Skip to main content

Going all studio

Science and beauty can be uncomfortable bedfellows. Like anyone with the vaguest ideas of scientific terminology I wince at the 'science bits' in most beauty product advertising on the TV. 'New improved CrackFilla with DNA piped light technology.' What? However there is one place that science and beauty come together effortlessly and that's in software.

We all know that magazines have airbrushed pictures since... well since they've had photographs in them. And of late that touching up to make photographs look their best has all been done in software. Most of us don't have the Photoshop expertise to do this effectively manually, but I have been genuinely hugely impressed by some software that I have been sent to try out called Portrait Professional. It's described as 'intelligent retouching software' and it's remarkable.

Here on the right is the picture of me I tend to use as an author photo at the moment.

Andon the left is a touched up version. The differences are subtle but still surprisingly effective. My skin tone has been improved, the wrinkles in my forehead have been reduced, my teeth are a little whiter. Even the shape of the face has been subtly changed.

I have to admit it's an improvement. Of course there are limits to what can be done with this particular example. It's a head cropped from quite a large area of photo rather than a proper head and shoulders portrait, so it doesn't have as much detail to play with as a seriously taken photo.

And that, to be honest, this highlights the only hesitation I have in saying that everyone should get  copy of this software. In looking through our family photos to try to find a picture to demonstrate on, I found it really difficult to find a single full face portrait. It's not the kind of picture we tend to take.

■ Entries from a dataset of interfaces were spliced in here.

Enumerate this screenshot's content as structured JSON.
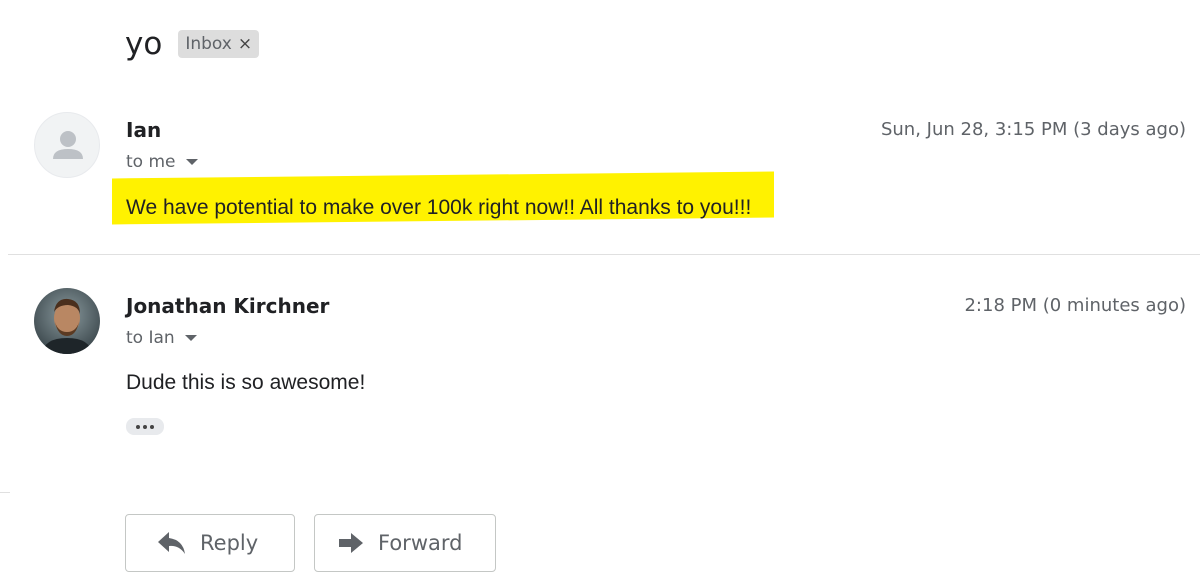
{
  "thread": {
    "subject": "yo",
    "label": "Inbox",
    "label_remove": "×"
  },
  "messages": [
    {
      "sender": "Ian",
      "recipient": "to me",
      "timestamp": "Sun, Jun 28, 3:15 PM (3 days ago)",
      "body": "We have potential to make over 100k right now!! All thanks to you!!!",
      "avatar": "default-person-icon",
      "highlight_color": "#fff200"
    },
    {
      "sender": "Jonathan Kirchner",
      "recipient": "to Ian",
      "timestamp": "2:18 PM (0 minutes ago)",
      "body": "Dude this is so awesome!",
      "avatar": "profile-photo"
    }
  ],
  "actions": {
    "reply_label": "Reply",
    "forward_label": "Forward",
    "reply_icon": "reply-arrow-icon",
    "forward_icon": "forward-arrow-icon",
    "more_icon": "ellipsis-icon"
  }
}
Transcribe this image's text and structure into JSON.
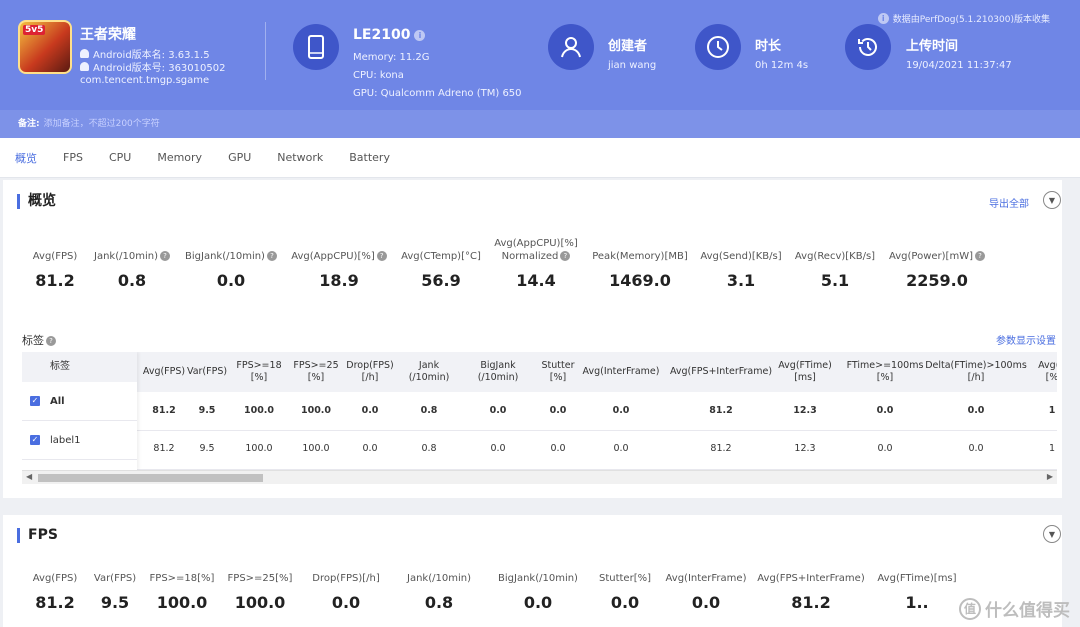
{
  "app": {
    "icon_badge": "5v5",
    "name": "王者荣耀",
    "version_name": "Android版本名: 3.63.1.5",
    "version_code": "Android版本号: 363010502",
    "package": "com.tencent.tmgp.sgame"
  },
  "device": {
    "name": "LE2100",
    "memory": "Memory: 11.2G",
    "cpu": "CPU: kona",
    "gpu": "GPU: Qualcomm Adreno (TM) 650"
  },
  "creator": {
    "title": "创建者",
    "value": "jian wang"
  },
  "duration": {
    "title": "时长",
    "value": "0h 12m 4s"
  },
  "upload": {
    "title": "上传时间",
    "value": "19/04/2021 11:37:47"
  },
  "source_note": "数据由PerfDog(5.1.210300)版本收集",
  "remark": {
    "label": "备注:",
    "placeholder": "添加备注，不超过200个字符"
  },
  "tabs": [
    "概览",
    "FPS",
    "CPU",
    "Memory",
    "GPU",
    "Network",
    "Battery"
  ],
  "overview": {
    "title": "概览",
    "export": "导出全部",
    "stats": [
      {
        "label": "Avg(FPS)",
        "value": "81.2",
        "help": false
      },
      {
        "label": "Jank(/10min)",
        "value": "0.8",
        "help": true
      },
      {
        "label": "BigJank(/10min)",
        "value": "0.0",
        "help": true
      },
      {
        "label": "Avg(AppCPU)[%]",
        "value": "18.9",
        "help": true
      },
      {
        "label": "Avg(CTemp)[°C]",
        "value": "56.9",
        "help": false
      },
      {
        "label": "Avg(AppCPU)[%]",
        "label2": "Normalized",
        "value": "14.4",
        "help": true
      },
      {
        "label": "Peak(Memory)[MB]",
        "value": "1469.0",
        "help": false
      },
      {
        "label": "Avg(Send)[KB/s]",
        "value": "3.1",
        "help": false
      },
      {
        "label": "Avg(Recv)[KB/s]",
        "value": "5.1",
        "help": false
      },
      {
        "label": "Avg(Power)[mW]",
        "value": "2259.0",
        "help": true
      }
    ],
    "tags_title": "标签",
    "param_settings": "参数显示设置",
    "table": {
      "tag_header": "标签",
      "columns": [
        {
          "l1": "Avg(FPS)",
          "l2": ""
        },
        {
          "l1": "Var(FPS)",
          "l2": ""
        },
        {
          "l1": "FPS>=18",
          "l2": "[%]"
        },
        {
          "l1": "FPS>=25",
          "l2": "[%]"
        },
        {
          "l1": "Drop(FPS)",
          "l2": "[/h]"
        },
        {
          "l1": "Jank",
          "l2": "(/10min)"
        },
        {
          "l1": "BigJank",
          "l2": "(/10min)"
        },
        {
          "l1": "Stutter",
          "l2": "[%]"
        },
        {
          "l1": "Avg(InterFrame)",
          "l2": ""
        },
        {
          "l1": "Avg(FPS+InterFrame)",
          "l2": ""
        },
        {
          "l1": "Avg(FTime)",
          "l2": "[ms]"
        },
        {
          "l1": "FTime>=100ms",
          "l2": "[%]"
        },
        {
          "l1": "Delta(FTime)>100ms",
          "l2": "[/h]"
        },
        {
          "l1": "Avg(A",
          "l2": "[%"
        }
      ],
      "rows": [
        {
          "tag": "All",
          "values": [
            "81.2",
            "9.5",
            "100.0",
            "100.0",
            "0.0",
            "0.8",
            "0.0",
            "0.0",
            "0.0",
            "81.2",
            "12.3",
            "0.0",
            "0.0",
            "1"
          ]
        },
        {
          "tag": "label1",
          "values": [
            "81.2",
            "9.5",
            "100.0",
            "100.0",
            "0.0",
            "0.8",
            "0.0",
            "0.0",
            "0.0",
            "81.2",
            "12.3",
            "0.0",
            "0.0",
            "1"
          ]
        }
      ]
    }
  },
  "fps": {
    "title": "FPS",
    "stats": [
      {
        "label": "Avg(FPS)",
        "value": "81.2"
      },
      {
        "label": "Var(FPS)",
        "value": "9.5"
      },
      {
        "label": "FPS>=18[%]",
        "value": "100.0"
      },
      {
        "label": "FPS>=25[%]",
        "value": "100.0"
      },
      {
        "label": "Drop(FPS)[/h]",
        "value": "0.0"
      },
      {
        "label": "Jank(/10min)",
        "value": "0.8"
      },
      {
        "label": "BigJank(/10min)",
        "value": "0.0"
      },
      {
        "label": "Stutter[%]",
        "value": "0.0"
      },
      {
        "label": "Avg(InterFrame)",
        "value": "0.0"
      },
      {
        "label": "Avg(FPS+InterFrame)",
        "value": "81.2"
      },
      {
        "label": "Avg(FTime)[ms]",
        "value": "1.."
      }
    ]
  },
  "watermark": "什么值得买"
}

I thought I'd have better luck with my daughters' collections of photographs because they are always taking pictures of their friends... but again they are very rarely anything like a studio portrait, and not  necessarily ideal for this software. But there were a few, enough to be able to do this before and after. So here's the original:

And here's my improved version:

Note I have done no manual touching up - all the changes from removing the freckles to changing the eye colour were done with sliders. Some of the changes are a bit clumsy - but bear in mind this was done in less than 5 minutes. Well, I was impressed.

I expected this to be the kind of software that had professional pricing, but it's actually surprisingly reasonable (just under £30 at the time of writing) - and you can try before you buy. If you ever take photographs of people it really is worth considering. Take a look at the website.

And yes, I will be using the improved photo from now on...


Popular posts from this blog

Is 5x3 the same as 3x5?

The Internet has gone mildly bonkers over a child in America who was marked down in a test because when asked to work out 5x3 by repeated addition he/she used 5+5+5 instead of 3+3+3+3+3. Those who support the teacher say that 5x3 means 'five lots of 3' where the complainants say that 'times' is commutative (reversible) so the distinction is meaningless as 5x3 and 3x5 are indistinguishable. It's certainly true that not all mathematical operations are commutative. I think we are all comfortable that 5-3 is not the same as 3-5.  However. This not true of multiplication (of numbers). And so if there is to be any distinction, it has to be in the use of English to interpret the 'x' sign. Unfortunately, even here there is no logical way of coming up with a definitive answer. I suspect most primary school teachers would expands 'times' as 'lots of' as mentioned above. So we get 5 x 3 as '5 lots of 3'. Unfortunately that only wor

Why I hate opera

If I'm honest, the title of this post is an exaggeration to make a point. I don't really hate opera. There are a couple of operas - notably Monteverdi's Incoranazione di Poppea and Purcell's Dido & Aeneas - that I quite like. But what I do find truly sickening is the reverence with which opera is treated, as if it were some particularly great art form. Nowhere was this more obvious than in ITV's recent gut-wrenchingly awful series Pop Star to Opera Star , where the likes of Alan Tichmarsh treated the real opera singers as if they were fragile pieces on Antiques Roadshow, and the music as if it were a gift of the gods. In my opinion - and I know not everyone agrees - opera is: Mediocre music Melodramatic plots Amateurishly hammy acting A forced and unpleasant singing style Ridiculously over-supported by public funds I won't even bother to go into any detail on the plots and the acting - this is just self-evident. But the other aspects need some ex

Mirror, mirror

A little while ago I had the pleasure of giving a talk at the Royal Institution in London - arguably the greatest location for science communication in the UK. At one point in the talk, I put this photograph on the screen, which for some reason caused some amusement in the audience. But the photo was illustrating a serious point: the odd nature of mirror reflections. I remember back at school being puzzled by a challenge from one of our teachers - why does a mirror swap left and right, but not top and bottom? Clearly there's nothing special about the mirror itself in that direction - if there were, rotating the mirror would change the image. The most immediately obvious 'special' thing about the horizontal direction is that the observer has two eyes oriented in that direction - but it's not as if things change if you close one eye. In reality, the distinction is much more interesting - we fool ourselves into thinking that the image behind the mirror is what's on ou